The higher you go, the more of a landscape you’ll capture. Sometimes this will throw off the composition of the shot. The result will be a cluttered mess.
Experiment with the height until you find good middle ground. It may take a couple of tries, but don’t give up!
Use the Rule of Thirds
No matter if you’re using a drone or taking pictures from the ground, you should stay within the rule of thirds. To use this concept, you’ll need to make sure you angle your drone so that your subject is within the left or right third of the photo. This leaves the other thirds open.
This technique will draw the viewer’s eyes to the important parts of the photo. Some drones have a grid setting that makes adhering to the rule of thirds a little easier.
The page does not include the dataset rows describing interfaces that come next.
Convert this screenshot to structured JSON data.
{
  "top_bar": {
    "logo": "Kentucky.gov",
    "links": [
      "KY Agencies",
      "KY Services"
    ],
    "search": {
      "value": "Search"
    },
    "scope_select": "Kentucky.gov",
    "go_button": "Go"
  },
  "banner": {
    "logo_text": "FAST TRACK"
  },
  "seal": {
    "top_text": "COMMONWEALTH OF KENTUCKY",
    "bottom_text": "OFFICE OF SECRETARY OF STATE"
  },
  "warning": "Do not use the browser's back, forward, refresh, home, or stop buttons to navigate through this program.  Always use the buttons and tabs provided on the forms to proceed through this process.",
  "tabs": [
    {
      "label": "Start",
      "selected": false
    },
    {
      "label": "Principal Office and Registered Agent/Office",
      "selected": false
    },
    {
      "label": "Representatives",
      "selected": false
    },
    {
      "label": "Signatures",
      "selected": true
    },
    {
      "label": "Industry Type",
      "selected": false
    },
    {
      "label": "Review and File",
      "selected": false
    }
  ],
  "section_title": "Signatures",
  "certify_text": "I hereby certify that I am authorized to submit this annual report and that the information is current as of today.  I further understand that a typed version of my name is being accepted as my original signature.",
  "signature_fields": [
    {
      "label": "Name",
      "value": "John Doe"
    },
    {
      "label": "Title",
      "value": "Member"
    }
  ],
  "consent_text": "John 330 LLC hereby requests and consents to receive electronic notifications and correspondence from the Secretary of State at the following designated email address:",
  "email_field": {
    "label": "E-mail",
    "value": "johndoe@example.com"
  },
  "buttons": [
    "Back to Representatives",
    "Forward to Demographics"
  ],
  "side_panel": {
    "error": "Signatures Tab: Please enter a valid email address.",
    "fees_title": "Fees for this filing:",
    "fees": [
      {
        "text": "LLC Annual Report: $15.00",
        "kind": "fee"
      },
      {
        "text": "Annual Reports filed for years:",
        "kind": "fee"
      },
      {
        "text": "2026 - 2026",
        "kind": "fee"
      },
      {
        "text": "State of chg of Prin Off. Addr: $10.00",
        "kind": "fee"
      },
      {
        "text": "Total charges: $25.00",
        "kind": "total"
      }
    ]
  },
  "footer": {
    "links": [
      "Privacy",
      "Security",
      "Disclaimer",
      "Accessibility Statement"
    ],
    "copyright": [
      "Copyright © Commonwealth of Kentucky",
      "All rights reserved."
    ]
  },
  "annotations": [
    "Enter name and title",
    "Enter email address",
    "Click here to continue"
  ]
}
Even with this tool, getting the perfect composition is difficult for beginners. It will take a lot of practice before you get it down to a science.
Panoramas Are Your Friend
The camera in most drones doesn’t have a wide-angle lens. This limitation might stop you from capturing everything that a landscape has to offer because you can’t fit the entire thing within the frame.
Instead of accepting your loss, take a panorama shot. Most drones have a feature that makes pulling off this photo trick easy. All you have to do is press a button.
Using the Right Settings
While it’s true that you can get a lot of crisp images by using your own professional-grade camera, the one built into your drone isn’t so bad. You can get some beautiful shots if you use the right settings.
You’ll need to play around with the ISO and aperture to get a sharp image that contains very little noise. The general rule of thumb is 100 ISO and f/4-f/5.6 aperture.
Most drones have features that will apply filters as well. Feel free to experiment with these so you can add a creative spin to your work.
Shoot for Symmetry
Symmetry is aesthetically pleasing to the eye. While flying around with your drone, look for shapes that you can use to create an interesting mirror image.
This tip isn’t a must, but it does look pretty cool.
Don’t Stress It
The last piece of advice we have for you is to not stress things. You’re flying an expensive piece of equipment through the air. The last thing you want to do is break it while trying to get a killer shot.
We’re here to tell you that most drones come with a return home button. If things start to look hairy, all you have to do is push it to abort the mission.
This won’t save you if the drone gets trapped in a tree, but it helps in most situations. Again, it takes a lot of practice to get good at taking pictures with your drone. Enjoy the learning process and take the time to play around with different shots.
Take the Perfect Shots With Your Drone Camera
Taking amazing pictures with your drone camera can feel a little daunting at first. For beginners, it’s nerve-racking to work with such an expensive device.
That’s why it’s important to not only learn everything you need to know about flying but photography, as well. We hope that you’re able to use the tips that you’ve read here today to have a successful shoot. For more advice on how to work a drone, check out the Tech section of our blog!